If a picture appears in the records, skip it; copy everything else exactly.

········

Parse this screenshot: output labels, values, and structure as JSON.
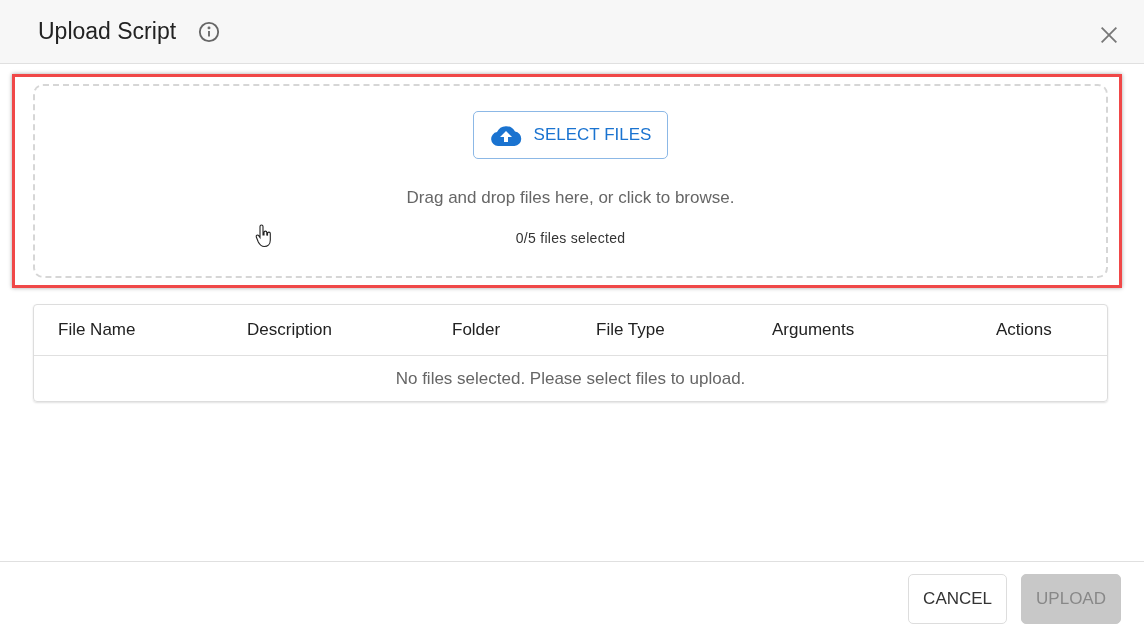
{
  "dialog": {
    "title": "Upload Script"
  },
  "dropzone": {
    "highlighted": true,
    "button": "SELECT FILES",
    "hint": "Drag and drop files here, or click to browse.",
    "count": "0/5 files selected"
  },
  "table": {
    "columns": [
      "File Name",
      "Description",
      "Folder",
      "File Type",
      "Arguments",
      "Actions"
    ],
    "empty_message": "No files selected. Please select files to upload."
  },
  "buttons": [
    {
      "label": "CANCEL",
      "disabled": false
    },
    {
      "label": "UPLOAD",
      "disabled": true
    }
  ]
}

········

_OUTPUT_
Parse this screenshot: output labels, values, and structure as JSON.
{
  "dialog": {
    "title": "Upload Script"
  },
  "dropzone": {
    "highlighted": true,
    "button": "SELECT FILES",
    "hint": "Drag and drop files here, or click to browse.",
    "count": "0/5 files selected"
  },
  "table": {
    "columns": [
      "File Name",
      "Description",
      "Folder",
      "File Type",
      "Arguments",
      "Actions"
    ],
    "empty_message": "No files selected. Please select files to upload."
  },
  "buttons": [
    {
      "label": "CANCEL",
      "disabled": false
    },
    {
      "label": "UPLOAD",
      "disabled": true
    }
  ]
}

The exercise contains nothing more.